··· SUPPLIED DATA ···
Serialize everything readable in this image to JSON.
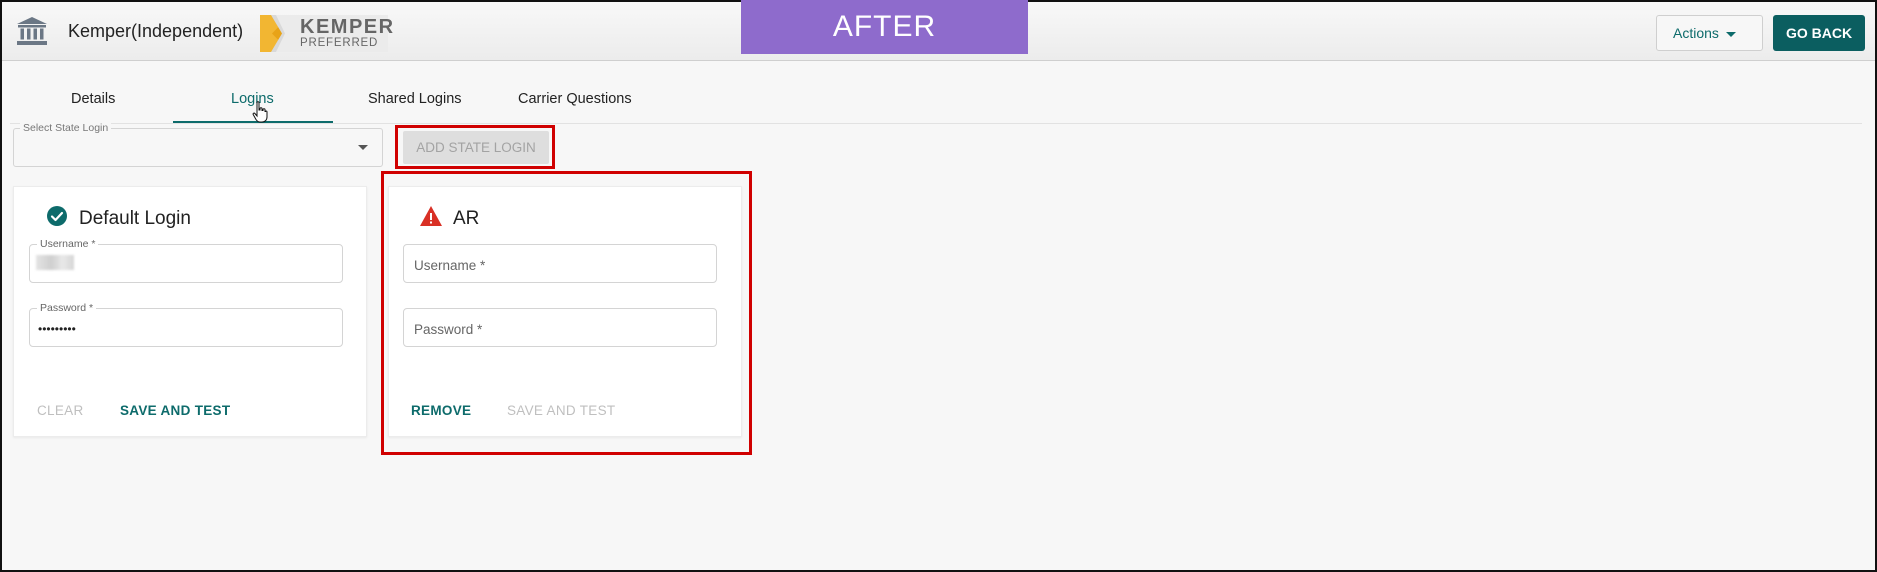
{
  "header": {
    "org_name": "Kemper(Independent)",
    "logo": {
      "line1": "KEMPER",
      "line2": "PREFERRED"
    },
    "banner": "AFTER",
    "actions_label": "Actions",
    "go_back_label": "GO BACK"
  },
  "tabs": [
    {
      "label": "Details",
      "active": false
    },
    {
      "label": "Logins",
      "active": true
    },
    {
      "label": "Shared Logins",
      "active": false
    },
    {
      "label": "Carrier Questions",
      "active": false
    }
  ],
  "state_select": {
    "label": "Select State Login",
    "value": ""
  },
  "add_state_button": "ADD STATE LOGIN",
  "default_card": {
    "title": "Default Login",
    "username_label": "Username *",
    "password_label": "Password *",
    "password_value": "•••••••••",
    "clear_label": "CLEAR",
    "save_label": "SAVE AND TEST"
  },
  "ar_card": {
    "title": "AR",
    "username_placeholder": "Username *",
    "password_placeholder": "Password *",
    "remove_label": "REMOVE",
    "save_label": "SAVE AND TEST"
  },
  "colors": {
    "teal": "#0d6b6b",
    "go_back_bg": "#0b5e60",
    "banner_bg": "#8e6bcc",
    "highlight_red": "#d00000",
    "warning_red": "#d93025"
  },
  "icons": [
    "bank-icon",
    "kemper-logo",
    "chevron-down-icon",
    "pointer-cursor-icon",
    "check-circle-icon",
    "warning-icon"
  ]
}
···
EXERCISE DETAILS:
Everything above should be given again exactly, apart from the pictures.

OUTPUT FOR THIS TASK:
Serialize everything readable in this image to JSON.
{
  "header": {
    "org_name": "Kemper(Independent)",
    "logo": {
      "line1": "KEMPER",
      "line2": "PREFERRED"
    },
    "banner": "AFTER",
    "actions_label": "Actions",
    "go_back_label": "GO BACK"
  },
  "tabs": [
    {
      "label": "Details",
      "active": false
    },
    {
      "label": "Logins",
      "active": true
    },
    {
      "label": "Shared Logins",
      "active": false
    },
    {
      "label": "Carrier Questions",
      "active": false
    }
  ],
  "state_select": {
    "label": "Select State Login",
    "value": ""
  },
  "add_state_button": "ADD STATE LOGIN",
  "default_card": {
    "title": "Default Login",
    "username_label": "Username *",
    "password_label": "Password *",
    "password_value": "•••••••••",
    "clear_label": "CLEAR",
    "save_label": "SAVE AND TEST"
  },
  "ar_card": {
    "title": "AR",
    "username_placeholder": "Username *",
    "password_placeholder": "Password *",
    "remove_label": "REMOVE",
    "save_label": "SAVE AND TEST"
  },
  "colors": {
    "teal": "#0d6b6b",
    "go_back_bg": "#0b5e60",
    "banner_bg": "#8e6bcc",
    "highlight_red": "#d00000",
    "warning_red": "#d93025"
  },
  "icons": [
    "bank-icon",
    "kemper-logo",
    "chevron-down-icon",
    "pointer-cursor-icon",
    "check-circle-icon",
    "warning-icon"
  ]
}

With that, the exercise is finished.